Top of PROVIDED RECORDS
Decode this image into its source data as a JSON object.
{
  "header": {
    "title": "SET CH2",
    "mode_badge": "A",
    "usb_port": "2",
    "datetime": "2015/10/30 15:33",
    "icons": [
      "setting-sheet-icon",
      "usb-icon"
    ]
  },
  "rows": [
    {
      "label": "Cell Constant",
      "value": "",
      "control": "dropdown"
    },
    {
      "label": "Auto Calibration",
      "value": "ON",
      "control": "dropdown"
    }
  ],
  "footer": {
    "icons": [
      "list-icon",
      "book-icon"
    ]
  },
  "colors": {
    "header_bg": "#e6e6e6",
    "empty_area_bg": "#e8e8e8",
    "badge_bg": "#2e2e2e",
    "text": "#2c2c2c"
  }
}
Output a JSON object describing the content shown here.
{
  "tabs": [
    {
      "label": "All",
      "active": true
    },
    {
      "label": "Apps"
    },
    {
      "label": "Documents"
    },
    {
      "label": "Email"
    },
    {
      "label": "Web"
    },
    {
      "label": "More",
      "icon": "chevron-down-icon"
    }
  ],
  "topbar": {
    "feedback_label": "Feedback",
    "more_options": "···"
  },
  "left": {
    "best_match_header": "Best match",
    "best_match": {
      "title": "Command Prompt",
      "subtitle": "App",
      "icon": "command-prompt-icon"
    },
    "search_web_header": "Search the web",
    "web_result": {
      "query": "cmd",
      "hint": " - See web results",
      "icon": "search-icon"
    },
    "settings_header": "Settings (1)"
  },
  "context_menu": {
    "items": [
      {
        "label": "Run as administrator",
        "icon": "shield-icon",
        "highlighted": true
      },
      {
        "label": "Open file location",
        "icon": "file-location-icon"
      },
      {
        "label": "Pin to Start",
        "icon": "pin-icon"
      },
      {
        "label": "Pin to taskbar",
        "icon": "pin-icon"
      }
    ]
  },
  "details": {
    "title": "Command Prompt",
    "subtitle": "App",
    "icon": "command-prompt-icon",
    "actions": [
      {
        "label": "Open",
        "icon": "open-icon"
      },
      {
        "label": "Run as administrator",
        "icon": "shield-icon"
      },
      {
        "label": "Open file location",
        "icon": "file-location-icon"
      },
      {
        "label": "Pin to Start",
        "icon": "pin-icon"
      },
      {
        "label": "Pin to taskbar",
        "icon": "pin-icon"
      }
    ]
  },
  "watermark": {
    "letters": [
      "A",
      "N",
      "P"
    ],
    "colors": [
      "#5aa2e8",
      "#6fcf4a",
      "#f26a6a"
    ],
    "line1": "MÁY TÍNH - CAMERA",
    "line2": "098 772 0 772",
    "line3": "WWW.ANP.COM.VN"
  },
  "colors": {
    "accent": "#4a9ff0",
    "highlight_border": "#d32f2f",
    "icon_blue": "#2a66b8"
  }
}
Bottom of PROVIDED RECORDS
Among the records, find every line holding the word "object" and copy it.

• ANSWER FOR THE TASK:
Decode this image into its source data as a JSON object.
Output a JSON object describing the content shown here.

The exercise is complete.